---- RECORDS FOR THIS TASK

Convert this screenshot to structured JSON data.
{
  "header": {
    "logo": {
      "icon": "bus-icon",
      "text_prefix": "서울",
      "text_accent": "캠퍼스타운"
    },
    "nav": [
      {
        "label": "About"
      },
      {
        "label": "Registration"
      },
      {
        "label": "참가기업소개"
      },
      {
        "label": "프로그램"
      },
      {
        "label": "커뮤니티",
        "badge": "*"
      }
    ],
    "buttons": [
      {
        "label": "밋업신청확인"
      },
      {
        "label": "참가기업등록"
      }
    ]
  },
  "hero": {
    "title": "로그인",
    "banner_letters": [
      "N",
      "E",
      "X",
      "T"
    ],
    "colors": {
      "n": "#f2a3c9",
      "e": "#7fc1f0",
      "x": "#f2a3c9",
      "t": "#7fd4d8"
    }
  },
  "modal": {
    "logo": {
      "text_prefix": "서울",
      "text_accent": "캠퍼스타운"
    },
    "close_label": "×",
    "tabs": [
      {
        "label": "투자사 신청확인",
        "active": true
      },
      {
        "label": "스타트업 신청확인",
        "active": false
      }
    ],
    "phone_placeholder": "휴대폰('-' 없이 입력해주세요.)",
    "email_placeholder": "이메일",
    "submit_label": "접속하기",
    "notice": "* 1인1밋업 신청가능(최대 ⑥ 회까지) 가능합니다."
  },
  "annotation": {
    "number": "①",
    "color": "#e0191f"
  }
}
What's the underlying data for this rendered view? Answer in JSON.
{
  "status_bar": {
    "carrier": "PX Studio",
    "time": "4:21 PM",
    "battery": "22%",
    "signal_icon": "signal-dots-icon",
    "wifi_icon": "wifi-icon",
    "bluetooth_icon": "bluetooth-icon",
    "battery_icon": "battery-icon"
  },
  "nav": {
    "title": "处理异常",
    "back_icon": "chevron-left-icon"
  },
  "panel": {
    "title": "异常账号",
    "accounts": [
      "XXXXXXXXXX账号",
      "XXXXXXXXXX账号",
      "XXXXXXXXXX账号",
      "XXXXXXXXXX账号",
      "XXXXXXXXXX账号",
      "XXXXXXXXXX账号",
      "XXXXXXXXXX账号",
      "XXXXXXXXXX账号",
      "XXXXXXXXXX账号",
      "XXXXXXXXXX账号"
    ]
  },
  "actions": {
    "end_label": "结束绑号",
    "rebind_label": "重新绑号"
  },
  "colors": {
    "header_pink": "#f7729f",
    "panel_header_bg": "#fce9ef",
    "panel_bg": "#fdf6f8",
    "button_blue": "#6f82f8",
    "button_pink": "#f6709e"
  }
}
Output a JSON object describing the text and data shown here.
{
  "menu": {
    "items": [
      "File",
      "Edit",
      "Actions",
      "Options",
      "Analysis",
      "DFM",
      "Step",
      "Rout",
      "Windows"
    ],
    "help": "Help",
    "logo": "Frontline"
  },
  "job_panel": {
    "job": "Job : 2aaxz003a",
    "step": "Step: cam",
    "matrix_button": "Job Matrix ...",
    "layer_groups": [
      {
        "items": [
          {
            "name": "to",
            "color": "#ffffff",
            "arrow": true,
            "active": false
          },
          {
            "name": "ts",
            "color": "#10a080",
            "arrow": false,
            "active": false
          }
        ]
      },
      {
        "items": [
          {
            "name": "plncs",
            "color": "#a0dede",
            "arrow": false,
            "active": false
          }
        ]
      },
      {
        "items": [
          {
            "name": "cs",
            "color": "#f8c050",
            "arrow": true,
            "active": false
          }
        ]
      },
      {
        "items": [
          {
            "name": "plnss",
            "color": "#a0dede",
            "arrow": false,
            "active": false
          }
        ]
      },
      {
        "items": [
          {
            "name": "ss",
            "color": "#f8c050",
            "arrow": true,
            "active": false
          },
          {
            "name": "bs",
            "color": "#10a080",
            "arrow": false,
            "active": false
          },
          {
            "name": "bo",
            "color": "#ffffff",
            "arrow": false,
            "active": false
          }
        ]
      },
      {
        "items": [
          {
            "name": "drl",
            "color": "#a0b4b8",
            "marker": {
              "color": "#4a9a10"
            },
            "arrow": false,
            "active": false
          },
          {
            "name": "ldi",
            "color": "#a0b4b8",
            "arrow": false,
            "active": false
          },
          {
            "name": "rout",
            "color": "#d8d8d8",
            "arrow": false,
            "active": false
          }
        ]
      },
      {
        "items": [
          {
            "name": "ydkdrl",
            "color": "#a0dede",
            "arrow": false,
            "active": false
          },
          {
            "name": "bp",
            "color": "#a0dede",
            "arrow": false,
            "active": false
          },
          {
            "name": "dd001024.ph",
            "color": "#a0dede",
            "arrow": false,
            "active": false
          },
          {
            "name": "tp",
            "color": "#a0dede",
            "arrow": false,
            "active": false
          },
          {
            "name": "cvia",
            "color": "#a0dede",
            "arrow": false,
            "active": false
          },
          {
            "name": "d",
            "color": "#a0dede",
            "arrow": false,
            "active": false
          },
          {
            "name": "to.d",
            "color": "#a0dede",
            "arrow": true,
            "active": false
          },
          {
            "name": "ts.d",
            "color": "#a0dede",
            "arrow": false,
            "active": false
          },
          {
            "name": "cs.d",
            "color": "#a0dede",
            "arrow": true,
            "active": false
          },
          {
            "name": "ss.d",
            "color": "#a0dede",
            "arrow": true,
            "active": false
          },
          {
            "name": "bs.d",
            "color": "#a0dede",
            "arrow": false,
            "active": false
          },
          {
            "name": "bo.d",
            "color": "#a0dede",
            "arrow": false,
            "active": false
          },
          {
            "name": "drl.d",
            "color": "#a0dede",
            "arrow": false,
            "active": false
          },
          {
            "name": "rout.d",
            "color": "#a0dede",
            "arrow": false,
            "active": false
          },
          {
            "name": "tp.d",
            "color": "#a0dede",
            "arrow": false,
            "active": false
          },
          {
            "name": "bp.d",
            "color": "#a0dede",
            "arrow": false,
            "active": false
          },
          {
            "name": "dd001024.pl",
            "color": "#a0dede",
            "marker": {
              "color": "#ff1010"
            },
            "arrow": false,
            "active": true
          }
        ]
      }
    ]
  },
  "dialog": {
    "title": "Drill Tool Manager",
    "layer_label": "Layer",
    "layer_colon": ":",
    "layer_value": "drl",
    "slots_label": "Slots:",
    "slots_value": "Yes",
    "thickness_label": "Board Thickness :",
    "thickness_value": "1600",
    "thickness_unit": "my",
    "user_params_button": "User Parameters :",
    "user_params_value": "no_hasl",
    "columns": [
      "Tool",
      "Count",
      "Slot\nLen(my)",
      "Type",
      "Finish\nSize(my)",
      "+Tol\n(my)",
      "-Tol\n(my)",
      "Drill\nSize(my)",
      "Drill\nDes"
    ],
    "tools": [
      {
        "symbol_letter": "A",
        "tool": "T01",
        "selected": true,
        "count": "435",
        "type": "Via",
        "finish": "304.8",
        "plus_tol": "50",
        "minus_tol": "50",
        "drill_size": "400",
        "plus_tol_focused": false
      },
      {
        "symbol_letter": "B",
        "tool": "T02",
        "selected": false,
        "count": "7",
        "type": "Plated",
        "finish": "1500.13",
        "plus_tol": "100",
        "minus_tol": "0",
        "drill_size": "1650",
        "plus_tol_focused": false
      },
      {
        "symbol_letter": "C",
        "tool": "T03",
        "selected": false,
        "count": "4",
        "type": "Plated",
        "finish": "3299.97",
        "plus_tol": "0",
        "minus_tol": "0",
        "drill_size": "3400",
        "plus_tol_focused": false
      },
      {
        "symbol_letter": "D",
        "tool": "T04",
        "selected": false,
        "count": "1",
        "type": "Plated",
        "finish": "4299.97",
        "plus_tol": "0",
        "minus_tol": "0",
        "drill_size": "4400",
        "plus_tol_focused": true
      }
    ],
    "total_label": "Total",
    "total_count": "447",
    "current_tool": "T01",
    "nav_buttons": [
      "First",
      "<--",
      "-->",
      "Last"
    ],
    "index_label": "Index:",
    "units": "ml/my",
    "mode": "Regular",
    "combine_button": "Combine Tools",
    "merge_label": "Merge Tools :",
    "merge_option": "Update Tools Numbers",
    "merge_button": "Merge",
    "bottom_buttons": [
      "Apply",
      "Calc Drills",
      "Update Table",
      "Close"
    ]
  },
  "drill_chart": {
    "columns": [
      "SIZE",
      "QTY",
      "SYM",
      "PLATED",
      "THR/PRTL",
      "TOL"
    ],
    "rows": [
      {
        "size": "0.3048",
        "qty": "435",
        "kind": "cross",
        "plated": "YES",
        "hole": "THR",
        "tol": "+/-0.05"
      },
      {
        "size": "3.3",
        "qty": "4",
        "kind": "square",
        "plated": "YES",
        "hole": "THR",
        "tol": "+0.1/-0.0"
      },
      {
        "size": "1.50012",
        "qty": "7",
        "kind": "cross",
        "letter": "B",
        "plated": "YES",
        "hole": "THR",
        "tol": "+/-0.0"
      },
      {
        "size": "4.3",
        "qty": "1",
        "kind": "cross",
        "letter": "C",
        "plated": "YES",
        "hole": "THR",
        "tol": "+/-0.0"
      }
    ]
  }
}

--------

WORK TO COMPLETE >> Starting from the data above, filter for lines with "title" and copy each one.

OUTPUT FOR THIS EXERCISE >>
    "title": "로그인",
    "title": "处理异常",
    "title": "异常账号",
    "title": "Drill Tool Manager",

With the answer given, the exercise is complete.